    -Learning from all the organizations in town, like NW Earth Institute, and their resources
    -Like the way local businesses are getting creative to be more sustainable, such as a company burning hazel nuts shells for fuel (Hazel Nut Hill).
    -See that community gardens are “growing”
    -City of Corvallis effort to increase Blue Sky enrollment, and also their effort with having the vote boards to determine what else to do

  46. Table 5 says:
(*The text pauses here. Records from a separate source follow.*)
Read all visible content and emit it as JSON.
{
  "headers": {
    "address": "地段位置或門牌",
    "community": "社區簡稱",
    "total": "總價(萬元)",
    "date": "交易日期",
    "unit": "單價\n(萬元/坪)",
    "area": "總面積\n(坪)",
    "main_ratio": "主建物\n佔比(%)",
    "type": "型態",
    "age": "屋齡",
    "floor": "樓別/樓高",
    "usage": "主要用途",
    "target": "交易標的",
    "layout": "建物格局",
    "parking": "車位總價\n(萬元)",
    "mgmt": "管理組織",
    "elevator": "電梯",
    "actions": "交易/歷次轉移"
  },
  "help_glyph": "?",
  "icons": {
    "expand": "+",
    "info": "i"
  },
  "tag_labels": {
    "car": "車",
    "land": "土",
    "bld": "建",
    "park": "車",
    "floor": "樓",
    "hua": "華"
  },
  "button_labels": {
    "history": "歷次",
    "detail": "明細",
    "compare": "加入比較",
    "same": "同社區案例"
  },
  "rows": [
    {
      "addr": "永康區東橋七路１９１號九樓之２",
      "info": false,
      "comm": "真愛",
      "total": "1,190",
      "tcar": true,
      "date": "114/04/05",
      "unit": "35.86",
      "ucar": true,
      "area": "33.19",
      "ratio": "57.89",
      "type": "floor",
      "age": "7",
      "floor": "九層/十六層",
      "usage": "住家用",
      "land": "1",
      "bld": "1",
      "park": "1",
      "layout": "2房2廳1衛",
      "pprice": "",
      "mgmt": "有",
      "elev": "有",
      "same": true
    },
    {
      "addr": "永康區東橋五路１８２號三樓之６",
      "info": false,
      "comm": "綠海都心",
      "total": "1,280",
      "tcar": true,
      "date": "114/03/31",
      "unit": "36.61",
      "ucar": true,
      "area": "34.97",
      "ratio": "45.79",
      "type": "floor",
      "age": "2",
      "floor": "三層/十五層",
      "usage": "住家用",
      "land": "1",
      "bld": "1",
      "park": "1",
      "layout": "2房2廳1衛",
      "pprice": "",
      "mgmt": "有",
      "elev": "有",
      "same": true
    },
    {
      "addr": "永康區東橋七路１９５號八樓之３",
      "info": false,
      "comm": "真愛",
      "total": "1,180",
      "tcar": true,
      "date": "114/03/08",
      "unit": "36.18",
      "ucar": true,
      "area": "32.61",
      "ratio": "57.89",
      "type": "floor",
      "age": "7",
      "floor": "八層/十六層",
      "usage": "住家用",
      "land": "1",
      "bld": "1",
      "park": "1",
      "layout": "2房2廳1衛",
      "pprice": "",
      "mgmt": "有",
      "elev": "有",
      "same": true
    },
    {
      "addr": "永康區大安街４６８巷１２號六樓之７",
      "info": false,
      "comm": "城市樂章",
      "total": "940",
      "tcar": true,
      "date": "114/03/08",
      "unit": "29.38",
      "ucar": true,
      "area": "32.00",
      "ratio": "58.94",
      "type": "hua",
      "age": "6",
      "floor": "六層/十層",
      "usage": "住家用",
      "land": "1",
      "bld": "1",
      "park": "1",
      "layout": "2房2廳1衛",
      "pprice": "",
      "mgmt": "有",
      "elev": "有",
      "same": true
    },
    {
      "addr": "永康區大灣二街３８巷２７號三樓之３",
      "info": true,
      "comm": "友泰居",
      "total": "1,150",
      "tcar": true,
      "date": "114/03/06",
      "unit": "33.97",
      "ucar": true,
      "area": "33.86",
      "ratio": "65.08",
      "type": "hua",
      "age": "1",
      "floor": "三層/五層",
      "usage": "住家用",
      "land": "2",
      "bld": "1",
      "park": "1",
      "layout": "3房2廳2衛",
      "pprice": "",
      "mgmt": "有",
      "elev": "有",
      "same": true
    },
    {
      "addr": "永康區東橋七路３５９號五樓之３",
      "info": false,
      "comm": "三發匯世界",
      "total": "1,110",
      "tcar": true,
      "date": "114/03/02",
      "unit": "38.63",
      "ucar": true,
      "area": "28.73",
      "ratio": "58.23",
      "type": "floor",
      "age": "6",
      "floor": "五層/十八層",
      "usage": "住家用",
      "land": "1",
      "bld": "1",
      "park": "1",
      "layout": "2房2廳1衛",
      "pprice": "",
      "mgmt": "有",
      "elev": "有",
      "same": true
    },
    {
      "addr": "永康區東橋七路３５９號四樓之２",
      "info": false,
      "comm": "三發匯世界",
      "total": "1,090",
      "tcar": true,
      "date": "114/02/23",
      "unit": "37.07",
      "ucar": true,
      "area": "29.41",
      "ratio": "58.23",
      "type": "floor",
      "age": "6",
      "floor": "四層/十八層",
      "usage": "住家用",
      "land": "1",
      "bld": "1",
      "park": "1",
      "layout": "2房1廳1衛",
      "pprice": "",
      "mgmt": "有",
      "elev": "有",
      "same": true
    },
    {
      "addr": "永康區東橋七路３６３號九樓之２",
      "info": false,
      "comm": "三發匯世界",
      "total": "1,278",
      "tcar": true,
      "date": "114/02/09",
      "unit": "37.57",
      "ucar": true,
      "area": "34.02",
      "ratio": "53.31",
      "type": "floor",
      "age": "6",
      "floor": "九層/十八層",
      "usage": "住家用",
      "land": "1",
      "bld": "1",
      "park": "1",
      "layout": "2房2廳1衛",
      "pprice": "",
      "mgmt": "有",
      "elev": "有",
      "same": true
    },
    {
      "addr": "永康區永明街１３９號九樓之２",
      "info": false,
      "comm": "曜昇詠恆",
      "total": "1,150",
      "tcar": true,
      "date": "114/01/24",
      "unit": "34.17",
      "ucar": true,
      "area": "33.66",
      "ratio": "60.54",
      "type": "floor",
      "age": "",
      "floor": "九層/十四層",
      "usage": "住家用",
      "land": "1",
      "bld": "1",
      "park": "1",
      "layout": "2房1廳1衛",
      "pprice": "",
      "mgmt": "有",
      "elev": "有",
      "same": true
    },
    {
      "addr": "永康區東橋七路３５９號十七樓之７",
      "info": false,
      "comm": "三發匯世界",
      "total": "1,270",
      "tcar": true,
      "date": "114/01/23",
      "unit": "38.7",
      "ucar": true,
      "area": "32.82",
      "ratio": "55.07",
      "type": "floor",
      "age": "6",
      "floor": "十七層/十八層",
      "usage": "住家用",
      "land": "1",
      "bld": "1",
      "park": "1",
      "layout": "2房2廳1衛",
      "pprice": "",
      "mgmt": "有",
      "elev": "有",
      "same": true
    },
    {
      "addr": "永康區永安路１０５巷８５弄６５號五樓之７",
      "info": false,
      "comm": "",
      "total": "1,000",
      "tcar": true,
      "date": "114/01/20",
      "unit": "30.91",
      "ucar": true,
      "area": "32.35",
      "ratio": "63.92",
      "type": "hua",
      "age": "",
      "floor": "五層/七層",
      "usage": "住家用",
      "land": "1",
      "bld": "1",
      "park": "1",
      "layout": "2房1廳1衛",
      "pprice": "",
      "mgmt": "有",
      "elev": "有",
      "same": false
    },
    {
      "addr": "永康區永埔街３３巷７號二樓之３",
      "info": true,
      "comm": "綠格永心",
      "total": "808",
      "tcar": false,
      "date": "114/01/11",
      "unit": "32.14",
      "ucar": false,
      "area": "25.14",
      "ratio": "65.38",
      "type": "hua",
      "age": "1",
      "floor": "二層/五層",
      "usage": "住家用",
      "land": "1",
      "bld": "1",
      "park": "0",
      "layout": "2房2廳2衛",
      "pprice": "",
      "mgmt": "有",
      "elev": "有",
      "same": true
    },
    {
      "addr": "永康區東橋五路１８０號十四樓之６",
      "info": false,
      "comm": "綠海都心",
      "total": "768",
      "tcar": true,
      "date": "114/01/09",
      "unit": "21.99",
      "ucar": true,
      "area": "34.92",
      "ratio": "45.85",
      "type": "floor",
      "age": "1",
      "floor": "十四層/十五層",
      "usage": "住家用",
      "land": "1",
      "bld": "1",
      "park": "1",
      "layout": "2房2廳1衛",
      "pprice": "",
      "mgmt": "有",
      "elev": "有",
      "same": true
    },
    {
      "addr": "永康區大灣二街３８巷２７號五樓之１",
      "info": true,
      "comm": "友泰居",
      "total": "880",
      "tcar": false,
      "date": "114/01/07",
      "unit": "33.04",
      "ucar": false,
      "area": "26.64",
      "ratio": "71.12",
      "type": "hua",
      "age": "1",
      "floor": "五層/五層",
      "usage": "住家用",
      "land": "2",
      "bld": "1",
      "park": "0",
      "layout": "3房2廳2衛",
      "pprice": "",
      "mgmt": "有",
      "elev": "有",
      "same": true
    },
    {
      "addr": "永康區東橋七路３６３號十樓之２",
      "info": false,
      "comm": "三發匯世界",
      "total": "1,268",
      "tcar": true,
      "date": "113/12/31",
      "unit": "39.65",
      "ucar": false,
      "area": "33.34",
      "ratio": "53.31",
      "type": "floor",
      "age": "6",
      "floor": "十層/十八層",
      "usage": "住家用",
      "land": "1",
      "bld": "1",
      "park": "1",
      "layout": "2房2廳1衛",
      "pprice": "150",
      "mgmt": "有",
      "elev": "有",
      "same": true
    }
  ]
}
    We are impressed by the recycling efforts that have occured over the past couple of years and have continued to grow.
    We are also impressed by the biking.
    A question we have is how to get people involved. Some people are not tuning in. We considered running commericials on the local public access TV channels. We need to go farther in getting this knowledge out because so many people have no idea. We considered showing the powerpoint just shown on TV.
    We also think it would be important to show this slideshow at local schools, where children could go home and tell their parents about this. We feel that there comes a point where we are preaching to the choir and we need to reach new people.
    We are excited about Allied waste compost, especially that they are now implementing a policy where we can compost animal products.
    We talked about composting everything at Da Vinci Days. We hope that we can remove the “sorting” factor from recycling and composting.
    We are impressed that the city of Corvallis itself is so sustainable and proactive, especially in the public works dept. They recycle everything from sytrofoam to plastic bags. They are proud that it is not just paper anymore. The Public Works dept. is also starting paper towel composting.
    At high schools, it is difficult to get the manpower to implement recycling and composting.
    At the Public Works Dept., they work with Allied Waste and First Alternative Co-op. There are still gaps when people don’t use the means that are there, but everything is labeled. We wanted to get the message across. They divided the people into small groups and talked about recycling in a very personal, one on one environment where they provided examples of different types of plastics that could be recycled.
    We are excited by all the food education that is going on in Corvallis. We are excited about the restaurants that are committed to sustainability. Downward Dog, Cloud 9, Block 15, Coffee Culture, Zia, Nearly Normals, and Fireworks are several of these restaurants.
    With transportation, the city is considering a sustainability intiative fee. It would be a utility fee that would allow for expansion of service. Especially service on Sunday. We have seen an increase in the number of riders, but when the gas prices went down, it took a downward turn. It is slowly climbing. They have identified a breaking point at four $ a gallon.
    Ridership has increased on the bus between Corvallis and Philomath. Philomath has lowered their bus fares and worked with Corvallis so that people do not have to pay to transfer between Philomath and Corvallis buses.
    New buses will go to Adair Village, the airport, Monroe, and even Junction City.
    We wish that there was a communications office in the city and we hope that the city will advertise the many wonderful transportation options more.
    At the Senior Center, there are rentable buses.

  47. Jeanne Holmes says:

    interested in schools and bond levies to improve sustainability, and working to change the minds of the school facilities people.

  48. Valerie Goodness says:

    I am interested in inclusion and having marginalized peoples have more of a voice as stakeholders.

  49. Aileen Hood says:

    Loved the food stuff and composting but is concerned about the justice of sustainability. She says it is very interesting what the schools are doing and teaching the kids about sustainability. She grew up growing her own food and raised her kids to do the same.

  50. Dustin Quardt says:

    Working on a project to use better fertilizers and pesticides or reduce them on campus at OSU. Right now he is collecting data. Once he does that he will be doing tests, he works for the campus sustainability. He is confident he can get student support. He says will also reduce labor costs for less spraying